|Comprehensive remote-village-construction emergency fire, medical, and evacuation plan|
|How to make your build easier than ours and how to solve any problems we encountered in our build|
|Complete and on-going maintenance and upkeep details per our experience with all village components|
|Archive and database of others building similar structures including their experiences, adaptations, etc.|
|List of everyone who helped us design and build this so they can be contacted to help with modifications|
|Automation, monitoring, and control systems design, setup, and data gathering and sharing|
|All of the above for the Tropical Atrium food production and social gathering space|
|All of the above for the earthbag village vermiculture toilets and eco-shower designs|
|All of the above for the all natural greywater processing and reuse system|

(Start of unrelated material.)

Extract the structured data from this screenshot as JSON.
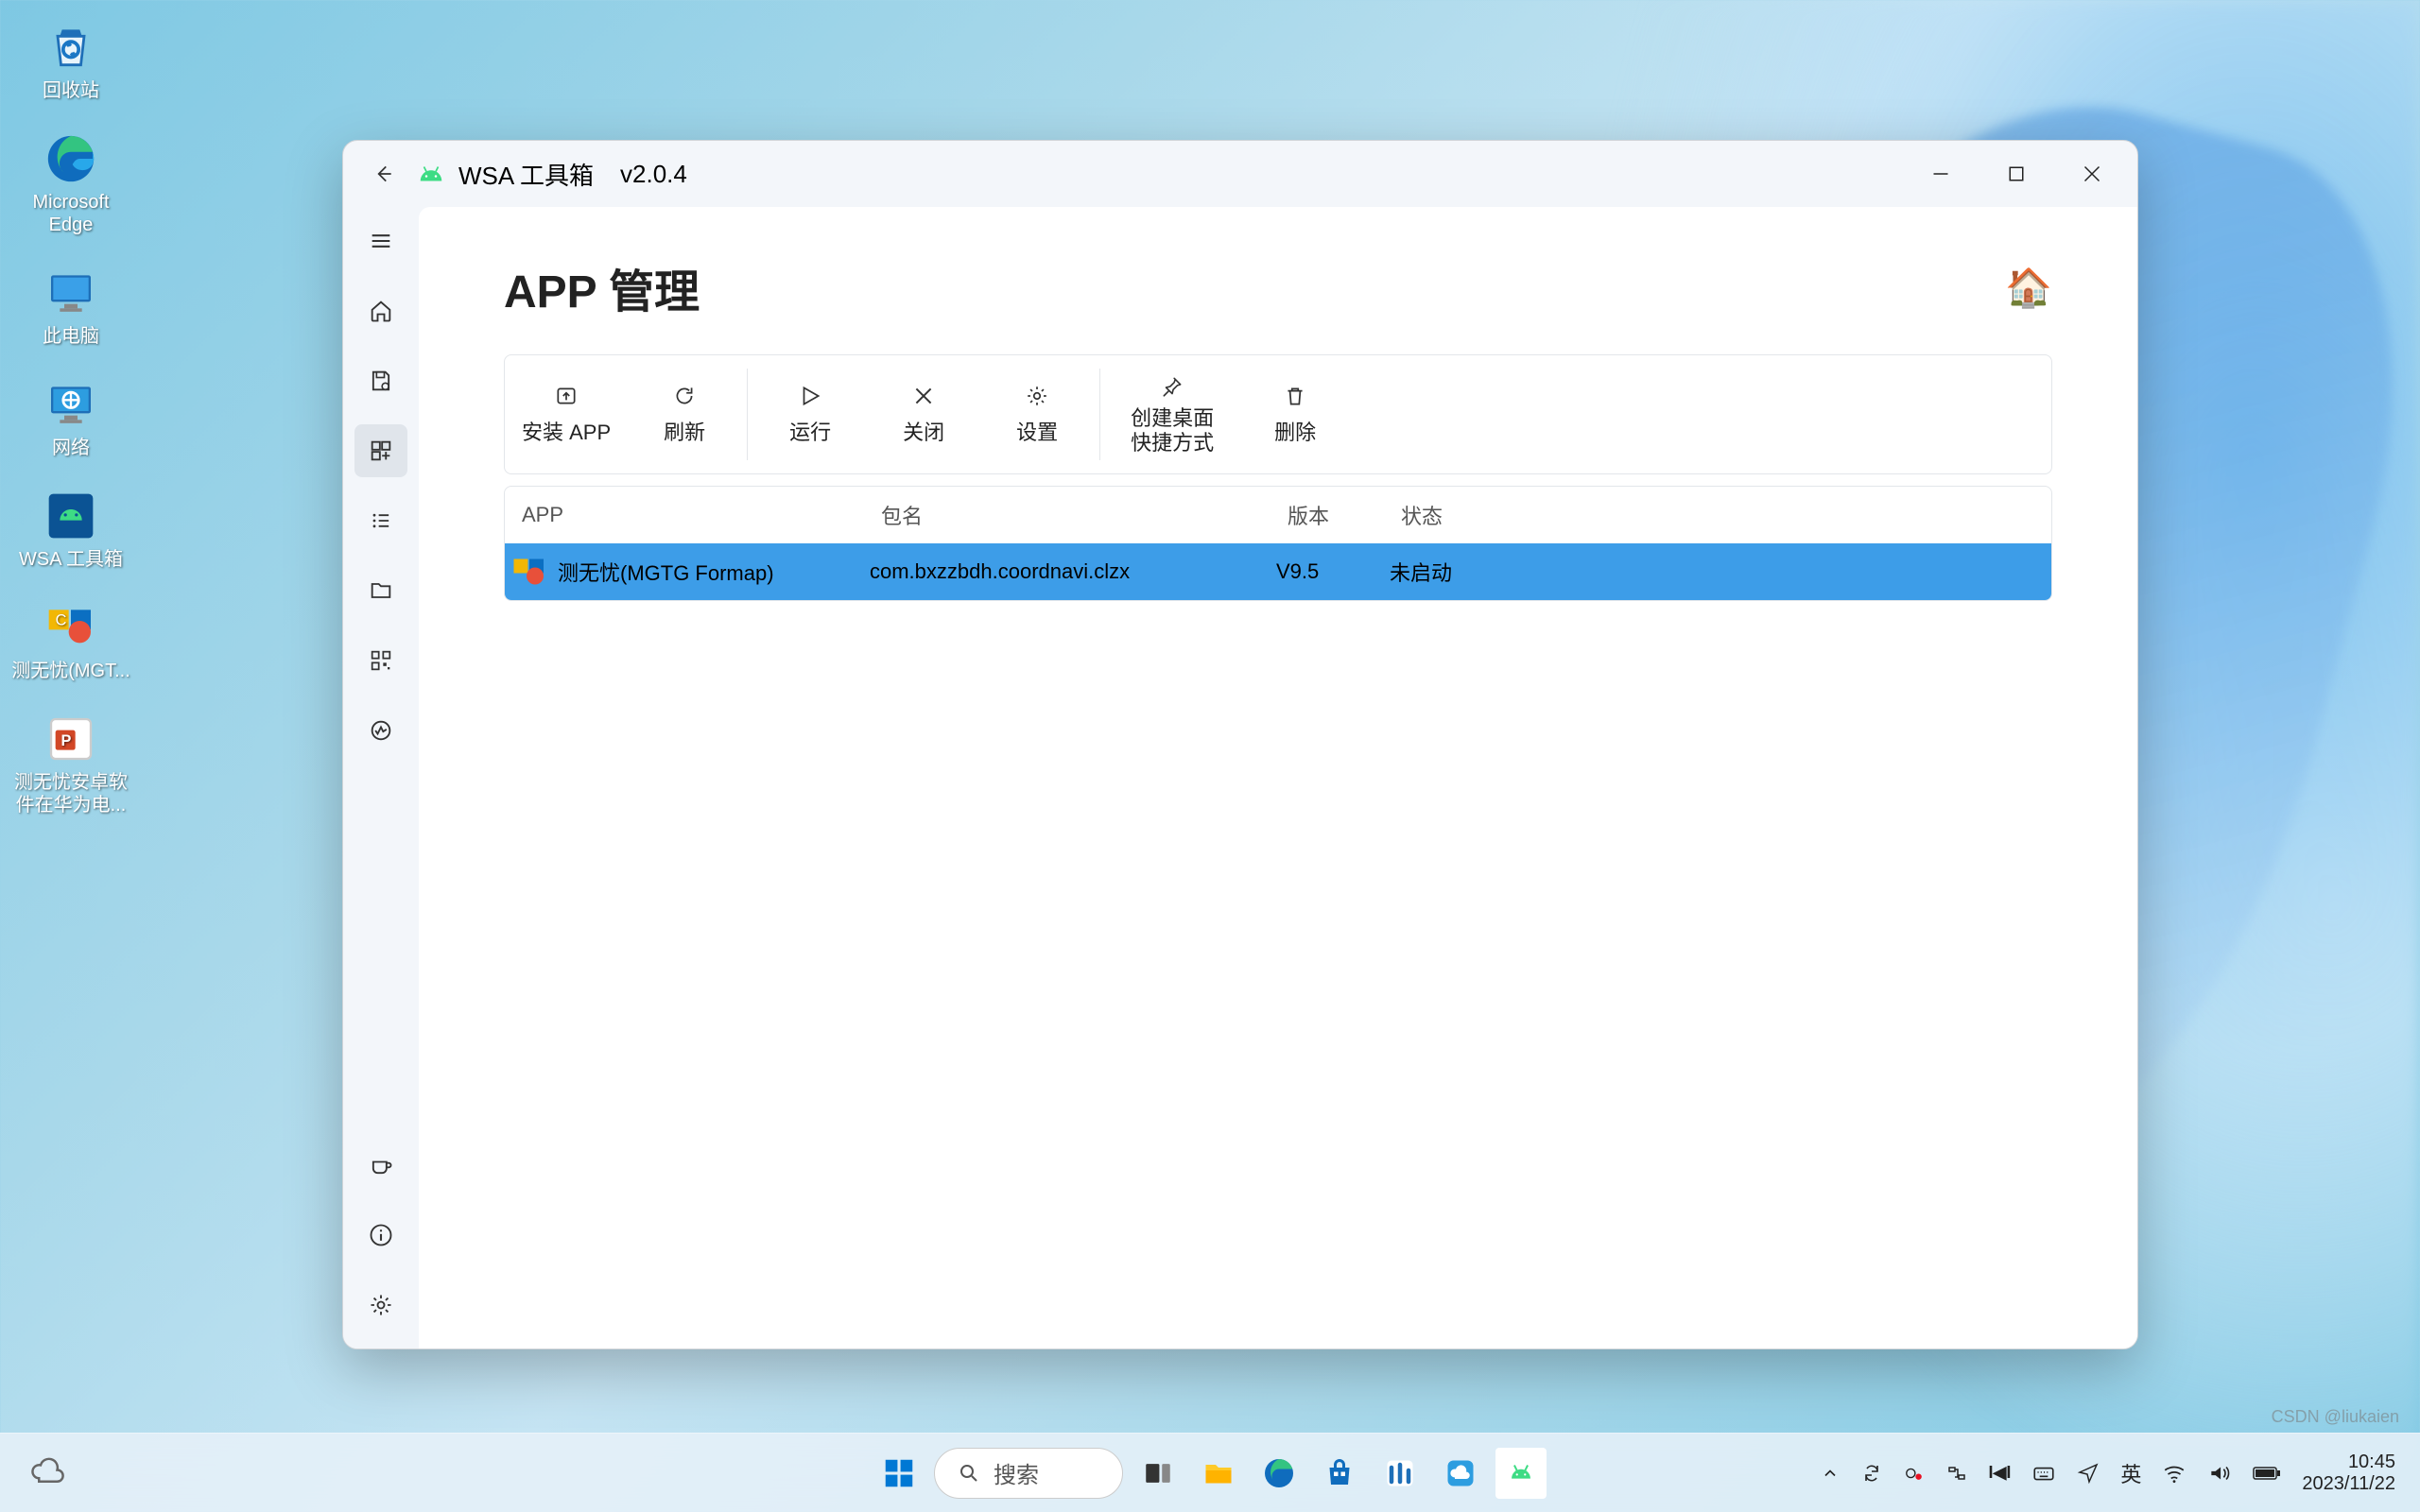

|All of the above for complete renewable energy infrastructure|
|All of the above for complete sustainable food infrastructure|
The village and bungalows will include the following additional features:
Once Pod 2 is complete, this pod will ultimately serve as a rental, student housing, and/or new Community Member living Pod.
Pod 1 is designed to demonstrate affordable, sustainable housing that can be duplicated as easily as possible. The earthbag construction method and cozy size of each unit are used for these reasons. The arrangement of the pods minimizes land needs and adds to the efficiency of this design.
Q: Will the individual units have electricity?
Yes, the individual units will have electricity. See our energy infrastructure details page for more information.
Q: How long will it take to build the entire village?
Please see the Earthbag Village Time Investment Page.
Q: Why are the living units so small?
Q: If One Community is supposed to be an example community to get the mainstream interested and for others to duplicate, how will you motivate people to live in low-tech residences like earthbag houses?
We expect the lifestyle One Community provides will be the primary motivator (initially). The Duplicable City Center also caters to those wanting a more “high-tech” living environment. The Straw Bale Village (Pod 2) is also a much more high-tech approach.
Q: How much will it cost to build the entire village?
Please see the materials list and cost analysis page for these details.
The earthbag village will be built within a 10-minute relaxed walk of the Duplicable City Center.
Q: What is the bathroom and shower to living-unit ratio, and how far are they from the homes?
For this seventy-two unit village there are 24 bathroom stalls and 20 showers built into the layout. The units the farthest away from the showers are about 120 ft (36.58 m) away. The units the farthest away from the bathrooms are about 150 ft (45.72 m) away.
Q: Why is the village designed to fit on only 1 acre?
With the growing population of the planet, we see maximizing space efficiency as an essential component of sustainability. From a Highest Good society perspective, we also see people choosing to live closely together versus distancing themselves as a growth and communication opportunity. Other reasons for this choice include:
Q: How will privacy be addressed with the dome clusters being so close together?
Privacy will be addressed primarily through grouping of like-minded people and communication with each other. The domes construction also makes them very good for containing sound and easy to make private by pulling shades. It is also important to note that additional private spaces, socialization spaces, and recreation spaces are all within a short walk.
Q: How do persons living in poverty go about building the communities that One Community suggests?
Our goal is to keep bringing the prices down for those who want to build with their own funds while also providing enough financial benefit for investors so that they’ll fund building them also. Both cases will provide opportunity for those who have nothing but time and labor to contribute.
CLICK IMAGES TO ENLARGE